(Records from a collection)
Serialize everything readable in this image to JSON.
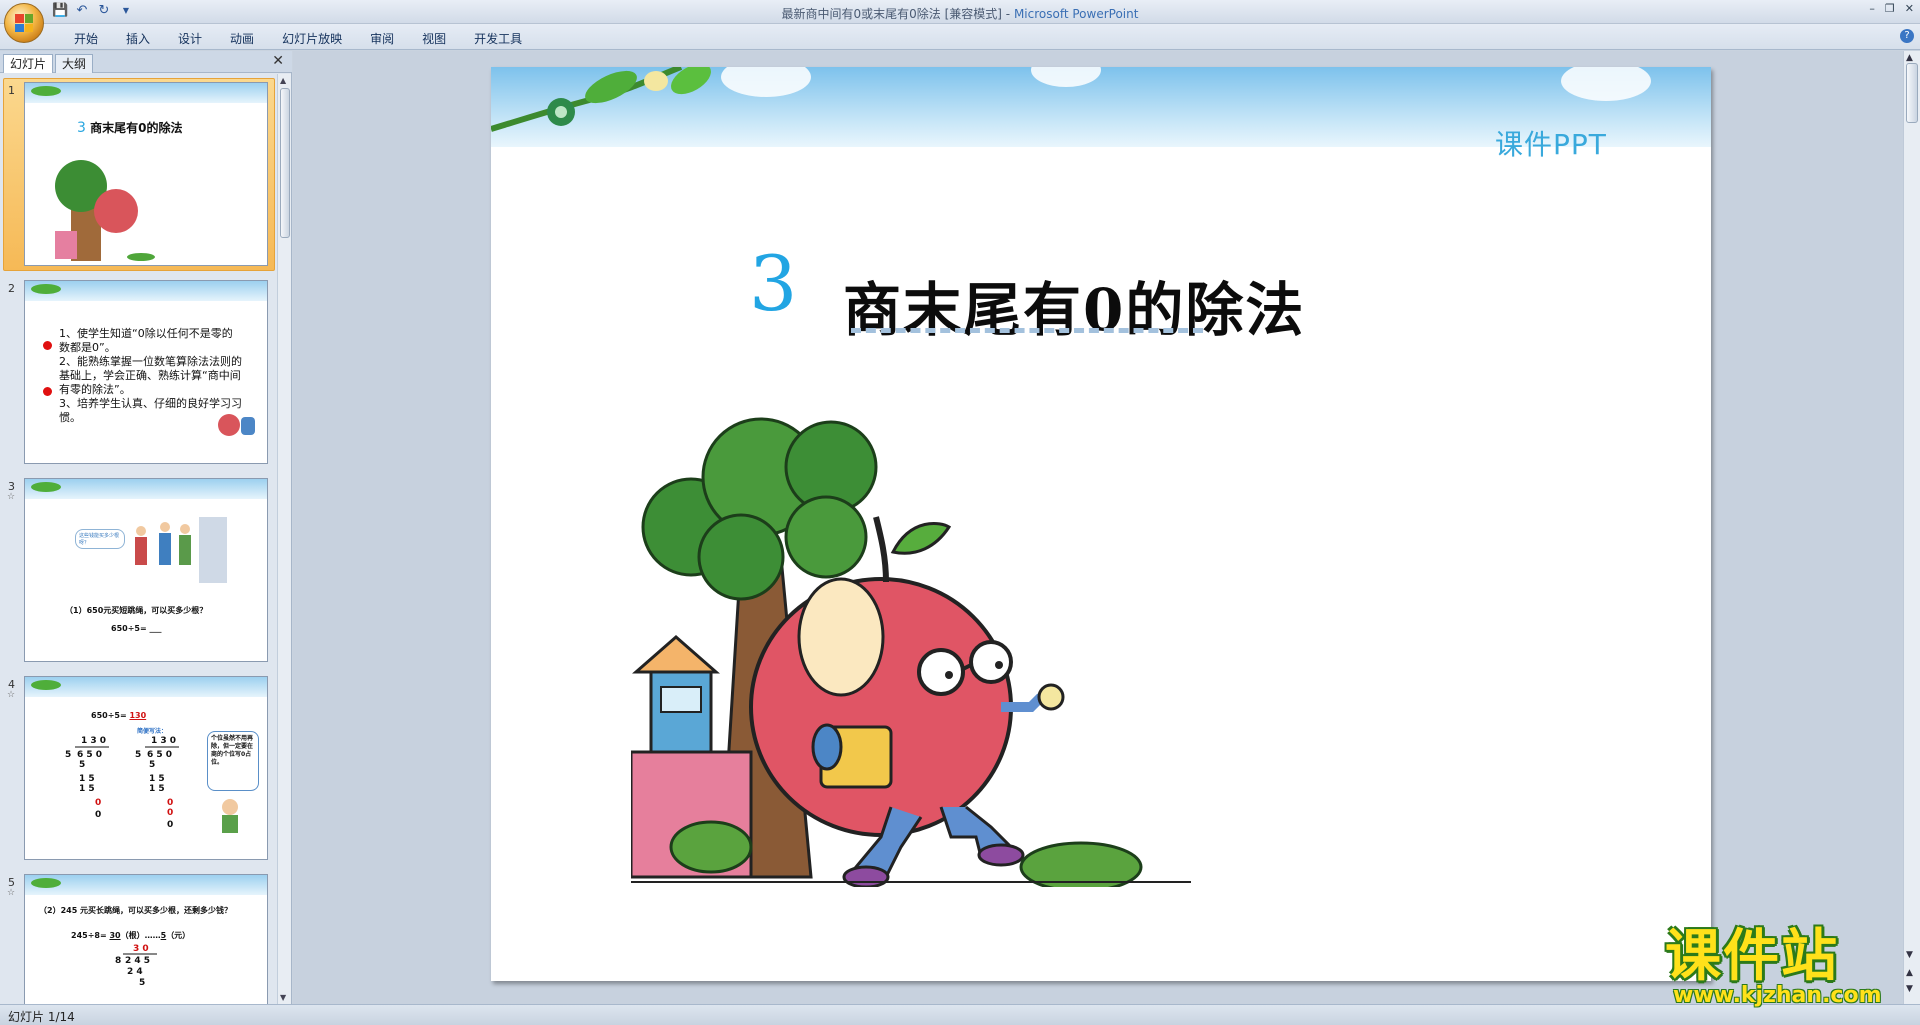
{
  "window": {
    "title": "最新商中间有0或末尾有0除法 [兼容模式] - Microsoft PowerPoint",
    "title_doc": "最新商中间有0或末尾有0除法 [兼容模式]",
    "title_app": "Microsoft PowerPoint",
    "controls": [
      "minimize-icon",
      "restore-icon",
      "close-icon"
    ]
  },
  "quick_access": [
    "save-icon",
    "undo-icon",
    "redo-icon",
    "customize-icon"
  ],
  "ribbon": {
    "tabs": [
      "开始",
      "插入",
      "设计",
      "动画",
      "幻灯片放映",
      "审阅",
      "视图",
      "开发工具"
    ],
    "help_glyph": "?"
  },
  "panel": {
    "tabs": [
      "幻灯片",
      "大纲"
    ],
    "close_glyph": "✕",
    "slides": [
      {
        "num": "1",
        "title_num": "3",
        "title": "商末尾有0的除法"
      },
      {
        "num": "2",
        "lines": [
          "1、使学生知道“0除以任何不是零的",
          "数都是0”。",
          "2、能熟练掌握一位数笔算除法法则的",
          "基础上，学会正确、熟练计算“商中间",
          "有零的除法”。",
          "3、培养学生认真、仔细的良好学习习",
          "惯。"
        ]
      },
      {
        "num": "3",
        "question": "（1）650元买短跳绳，可以买多少根？",
        "equation": "650÷5=",
        "bubble": "这些钱能买多少根呀？"
      },
      {
        "num": "4",
        "equation": "650÷5=",
        "answer": "130",
        "method": "简便写法：",
        "note": "个位虽然不用再除，但一定要在商的个位写0占位。"
      },
      {
        "num": "5",
        "question": "（2）245 元买长跳绳，可以买多少根，还剩多少钱？",
        "equation": "245÷8=",
        "answer1": "30",
        "unit1": "（根）",
        "sep": "……",
        "answer2": "5",
        "unit2": "（元）"
      }
    ]
  },
  "status": {
    "text": "幻灯片 1/14"
  },
  "slide": {
    "brand": "课件PPT",
    "number": "3",
    "title": "商末尾有0的除法"
  },
  "watermark": {
    "name": "课件站",
    "url": "www.kjzhan.com"
  }
}
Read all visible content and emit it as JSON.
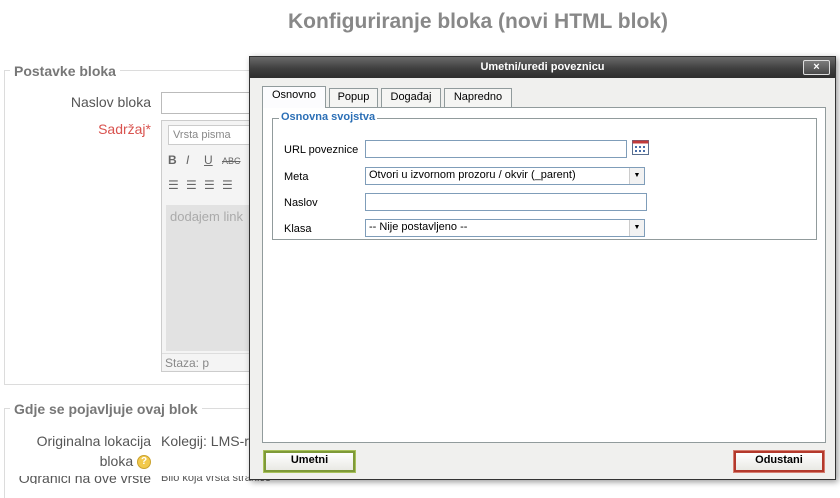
{
  "page": {
    "title": "Konfiguriranje bloka (novi HTML blok)",
    "section1_legend": "Postavke bloka",
    "block_title_label": "Naslov bloka",
    "content_label": "Sadržaj",
    "required_mark": "*",
    "font_select": "Vrsta pisma",
    "editor_text": "dodajem link",
    "editor_path": "Staza: p",
    "toolbar_row1": [
      "B",
      "I",
      "U",
      "ABC"
    ],
    "toolbar_row2": [
      "☰",
      "☰",
      "☰",
      "☰"
    ],
    "section2_legend": "Gdje se pojavljuje ovaj blok",
    "original_location_label_1": "Originalna lokacija",
    "original_location_label_2": "bloka",
    "original_location_value": "Kolegij: LMS-r",
    "help_glyph": "?",
    "cut_label": "Ograniči na ove vrste",
    "cut_value": "Bilo koja vrsta stranice"
  },
  "dialog": {
    "title": "Umetni/uredi poveznicu",
    "close_label": "×",
    "tabs": [
      "Osnovno",
      "Popup",
      "Događaj",
      "Napredno"
    ],
    "active_tab": 0,
    "fieldset_legend": "Osnovna svojstva",
    "url_label": "URL poveznice",
    "url_value": "",
    "target_label": "Meta",
    "target_value": "Otvori u izvornom prozoru / okvir (_parent)",
    "title_label": "Naslov",
    "title_value": "",
    "class_label": "Klasa",
    "class_value": "-- Nije postavljeno --",
    "insert_button": "Umetni",
    "cancel_button": "Odustani"
  },
  "colors": {
    "legend_blue": "#2b6fb6",
    "insert_border": "#7e9a38",
    "cancel_border": "#b3392c",
    "required": "#d9534f"
  }
}
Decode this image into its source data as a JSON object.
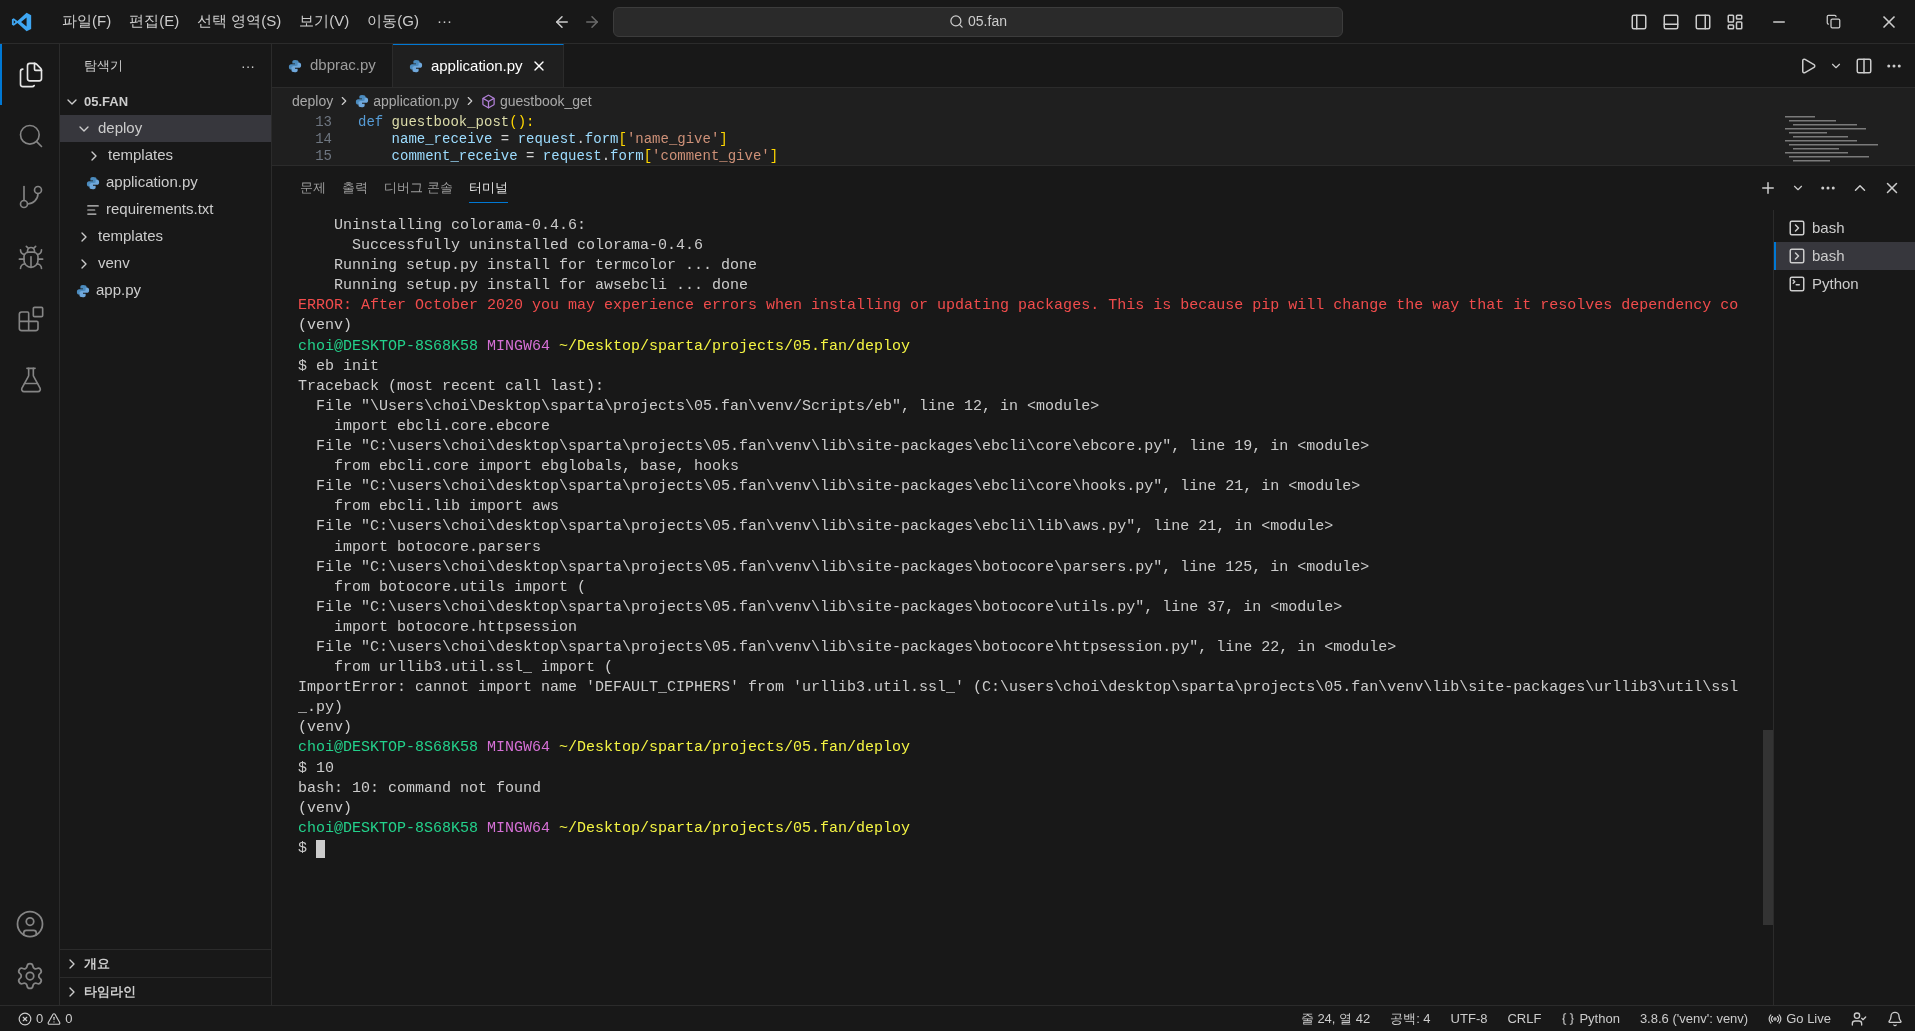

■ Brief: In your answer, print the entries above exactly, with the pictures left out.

■ Completed task:
Serialize everything readable in this image to JSON.
{
  "window": {
    "title": "最新商中间有0或末尾有0除法 [兼容模式] - Microsoft PowerPoint",
    "title_doc": "最新商中间有0或末尾有0除法 [兼容模式]",
    "title_app": "Microsoft PowerPoint",
    "controls": [
      "minimize-icon",
      "restore-icon",
      "close-icon"
    ]
  },
  "quick_access": [
    "save-icon",
    "undo-icon",
    "redo-icon",
    "customize-icon"
  ],
  "ribbon": {
    "tabs": [
      "开始",
      "插入",
      "设计",
      "动画",
      "幻灯片放映",
      "审阅",
      "视图",
      "开发工具"
    ],
    "help_glyph": "?"
  },
  "panel": {
    "tabs": [
      "幻灯片",
      "大纲"
    ],
    "close_glyph": "✕",
    "slides": [
      {
        "num": "1",
        "title_num": "3",
        "title": "商末尾有0的除法"
      },
      {
        "num": "2",
        "lines": [
          "1、使学生知道“0除以任何不是零的",
          "数都是0”。",
          "2、能熟练掌握一位数笔算除法法则的",
          "基础上，学会正确、熟练计算“商中间",
          "有零的除法”。",
          "3、培养学生认真、仔细的良好学习习",
          "惯。"
        ]
      },
      {
        "num": "3",
        "question": "（1）650元买短跳绳，可以买多少根？",
        "equation": "650÷5=",
        "bubble": "这些钱能买多少根呀？"
      },
      {
        "num": "4",
        "equation": "650÷5=",
        "answer": "130",
        "method": "简便写法：",
        "note": "个位虽然不用再除，但一定要在商的个位写0占位。"
      },
      {
        "num": "5",
        "question": "（2）245 元买长跳绳，可以买多少根，还剩多少钱？",
        "equation": "245÷8=",
        "answer1": "30",
        "unit1": "（根）",
        "sep": "……",
        "answer2": "5",
        "unit2": "（元）"
      }
    ]
  },
  "status": {
    "text": "幻灯片 1/14"
  },
  "slide": {
    "brand": "课件PPT",
    "number": "3",
    "title": "商末尾有0的除法"
  },
  "watermark": {
    "name": "课件站",
    "url": "www.kjzhan.com"
  }
}
Read all visible content and emit it as JSON.
{
  "page": {
    "title": "Konfiguriranje bloka (novi HTML blok)",
    "section1_legend": "Postavke bloka",
    "block_title_label": "Naslov bloka",
    "content_label": "Sadržaj",
    "required_mark": "*",
    "font_select": "Vrsta pisma",
    "editor_text": "dodajem link",
    "editor_path": "Staza: p",
    "toolbar_row1": [
      "B",
      "I",
      "U",
      "ABC"
    ],
    "toolbar_row2": [
      "☰",
      "☰",
      "☰",
      "☰"
    ],
    "section2_legend": "Gdje se pojavljuje ovaj blok",
    "original_location_label_1": "Originalna lokacija",
    "original_location_label_2": "bloka",
    "original_location_value": "Kolegij: LMS-r",
    "help_glyph": "?",
    "cut_label": "Ograniči na ove vrste",
    "cut_value": "Bilo koja vrsta stranice"
  },
  "dialog": {
    "title": "Umetni/uredi poveznicu",
    "close_label": "×",
    "tabs": [
      "Osnovno",
      "Popup",
      "Događaj",
      "Napredno"
    ],
    "active_tab": 0,
    "fieldset_legend": "Osnovna svojstva",
    "url_label": "URL poveznice",
    "url_value": "",
    "target_label": "Meta",
    "target_value": "Otvori u izvornom prozoru / okvir (_parent)",
    "title_label": "Naslov",
    "title_value": "",
    "class_label": "Klasa",
    "class_value": "-- Nije postavljeno --",
    "insert_button": "Umetni",
    "cancel_button": "Odustani"
  },
  "colors": {
    "legend_blue": "#2b6fb6",
    "insert_border": "#7e9a38",
    "cancel_border": "#b3392c",
    "required": "#d9534f"
  }
}
Decode this image into its source data as a JSON object.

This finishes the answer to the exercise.